> _Given records_:
****

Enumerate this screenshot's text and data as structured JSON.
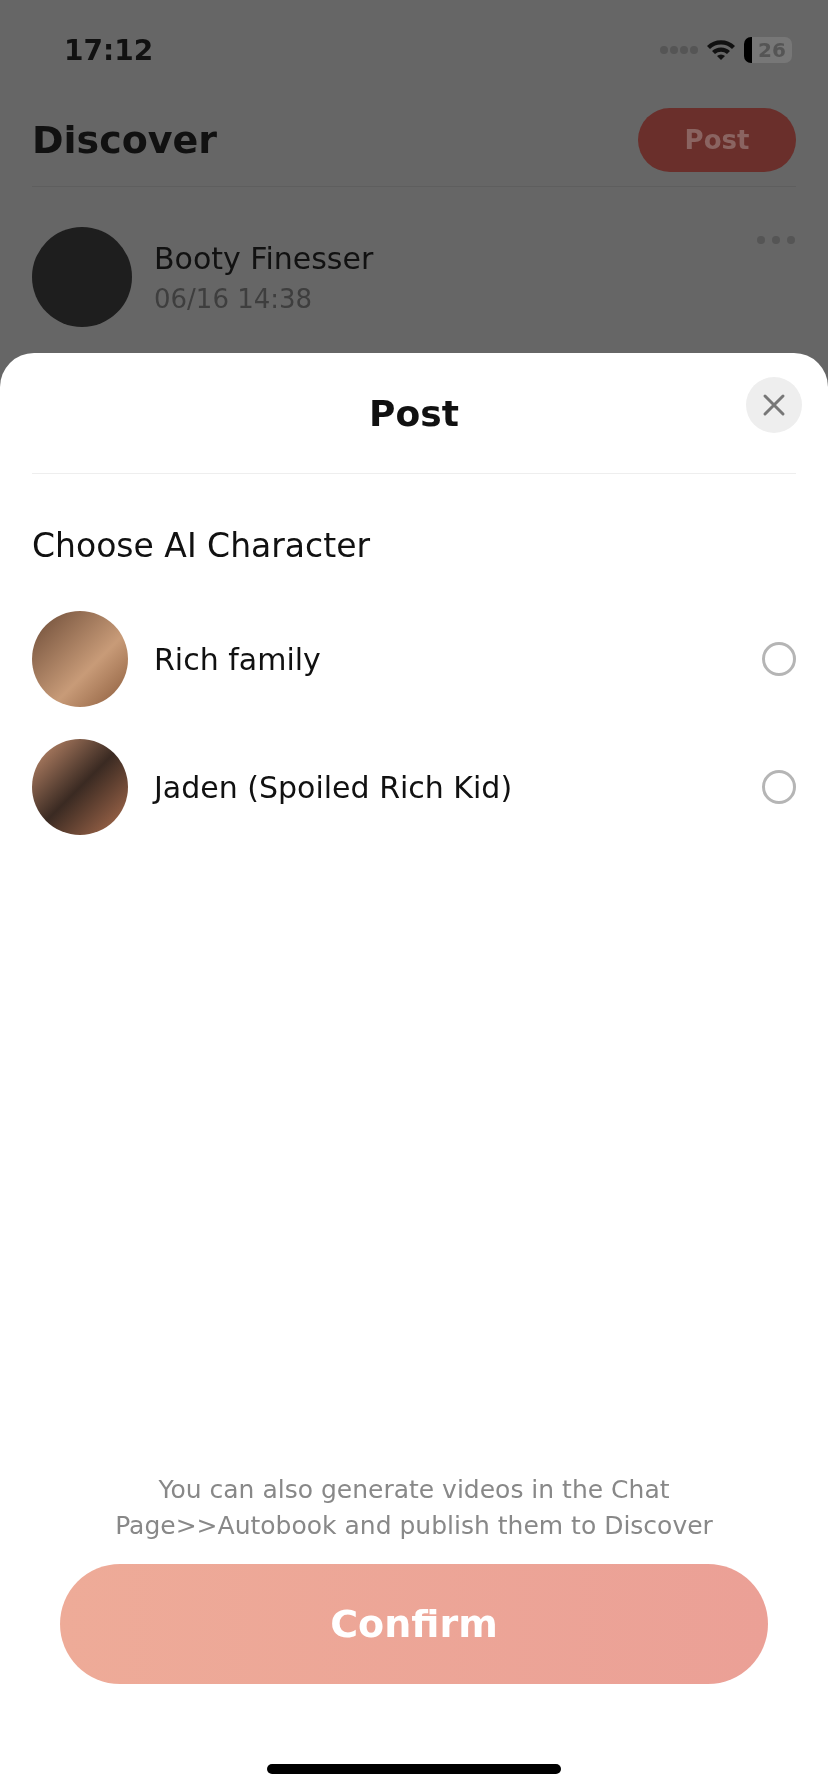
{
  "status_bar": {
    "time": "17:12",
    "battery": "26"
  },
  "background_page": {
    "title": "Discover",
    "post_button": "Post",
    "feed": [
      {
        "name": "Booty Finesser",
        "time": "06/16 14:38"
      }
    ]
  },
  "sheet": {
    "title": "Post",
    "section_title": "Choose AI Character",
    "characters": [
      {
        "name": "Rich family",
        "selected": false
      },
      {
        "name": "Jaden (Spoiled Rich Kid)",
        "selected": false
      }
    ],
    "hint": "You can also generate videos in the Chat Page>>Autobook and publish them to Discover",
    "confirm_button": {
      "label": "Confirm",
      "disabled": true
    }
  }
}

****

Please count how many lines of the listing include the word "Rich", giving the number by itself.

> _Solution to this task_:
2